**Work order**
Search the records below for the word "Documentos", then return every line where it appears.

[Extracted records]
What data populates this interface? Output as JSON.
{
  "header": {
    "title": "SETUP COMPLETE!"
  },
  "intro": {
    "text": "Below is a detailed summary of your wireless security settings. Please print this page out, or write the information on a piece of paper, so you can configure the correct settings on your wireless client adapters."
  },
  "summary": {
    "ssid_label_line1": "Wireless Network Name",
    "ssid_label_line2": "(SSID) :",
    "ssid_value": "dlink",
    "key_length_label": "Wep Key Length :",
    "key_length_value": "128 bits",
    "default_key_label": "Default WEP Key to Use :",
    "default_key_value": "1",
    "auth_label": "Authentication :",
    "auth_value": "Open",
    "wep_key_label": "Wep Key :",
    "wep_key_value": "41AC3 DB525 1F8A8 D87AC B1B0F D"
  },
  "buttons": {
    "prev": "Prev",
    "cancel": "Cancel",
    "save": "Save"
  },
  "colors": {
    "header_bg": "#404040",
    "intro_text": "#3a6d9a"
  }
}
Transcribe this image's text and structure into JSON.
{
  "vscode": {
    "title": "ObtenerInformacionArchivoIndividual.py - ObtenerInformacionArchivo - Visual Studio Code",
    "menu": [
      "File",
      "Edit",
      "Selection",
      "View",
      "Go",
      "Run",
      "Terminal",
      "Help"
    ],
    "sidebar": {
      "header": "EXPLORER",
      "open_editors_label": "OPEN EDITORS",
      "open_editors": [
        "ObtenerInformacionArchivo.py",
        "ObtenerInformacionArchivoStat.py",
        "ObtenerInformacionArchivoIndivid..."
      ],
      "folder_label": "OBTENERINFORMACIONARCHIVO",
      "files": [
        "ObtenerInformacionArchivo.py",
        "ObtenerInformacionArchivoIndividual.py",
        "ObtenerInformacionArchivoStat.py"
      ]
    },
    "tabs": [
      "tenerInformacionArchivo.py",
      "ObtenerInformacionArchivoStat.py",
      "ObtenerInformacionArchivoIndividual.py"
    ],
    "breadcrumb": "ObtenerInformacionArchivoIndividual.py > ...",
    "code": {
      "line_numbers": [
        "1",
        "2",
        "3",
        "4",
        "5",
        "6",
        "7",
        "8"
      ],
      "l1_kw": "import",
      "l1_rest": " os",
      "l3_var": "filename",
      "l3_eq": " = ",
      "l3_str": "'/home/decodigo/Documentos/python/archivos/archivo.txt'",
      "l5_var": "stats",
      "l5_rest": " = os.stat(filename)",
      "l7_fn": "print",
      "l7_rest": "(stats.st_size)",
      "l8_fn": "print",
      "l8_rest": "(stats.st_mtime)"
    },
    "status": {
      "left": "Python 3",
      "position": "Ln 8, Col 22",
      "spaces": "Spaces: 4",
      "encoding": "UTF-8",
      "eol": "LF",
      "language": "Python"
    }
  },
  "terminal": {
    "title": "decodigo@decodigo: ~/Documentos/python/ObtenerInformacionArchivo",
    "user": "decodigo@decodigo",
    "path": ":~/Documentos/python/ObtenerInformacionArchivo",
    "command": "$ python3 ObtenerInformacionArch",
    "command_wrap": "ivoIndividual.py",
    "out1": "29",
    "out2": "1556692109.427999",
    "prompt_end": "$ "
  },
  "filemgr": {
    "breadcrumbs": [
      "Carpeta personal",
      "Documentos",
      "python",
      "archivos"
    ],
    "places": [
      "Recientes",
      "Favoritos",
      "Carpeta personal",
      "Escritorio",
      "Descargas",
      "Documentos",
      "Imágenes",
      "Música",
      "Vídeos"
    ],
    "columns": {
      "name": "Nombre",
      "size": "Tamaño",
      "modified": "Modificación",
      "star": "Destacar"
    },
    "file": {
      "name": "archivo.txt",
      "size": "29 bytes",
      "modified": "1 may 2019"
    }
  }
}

**Written response**
      "l3_str": "'/home/decodigo/Documentos/python/archivos/archivo.txt'",
    "title": "decodigo@decodigo: ~/Documentos/python/ObtenerInformacionArchivo",
    "path": ":~/Documentos/python/ObtenerInformacionArchivo",
      "Documentos",
      "Documentos",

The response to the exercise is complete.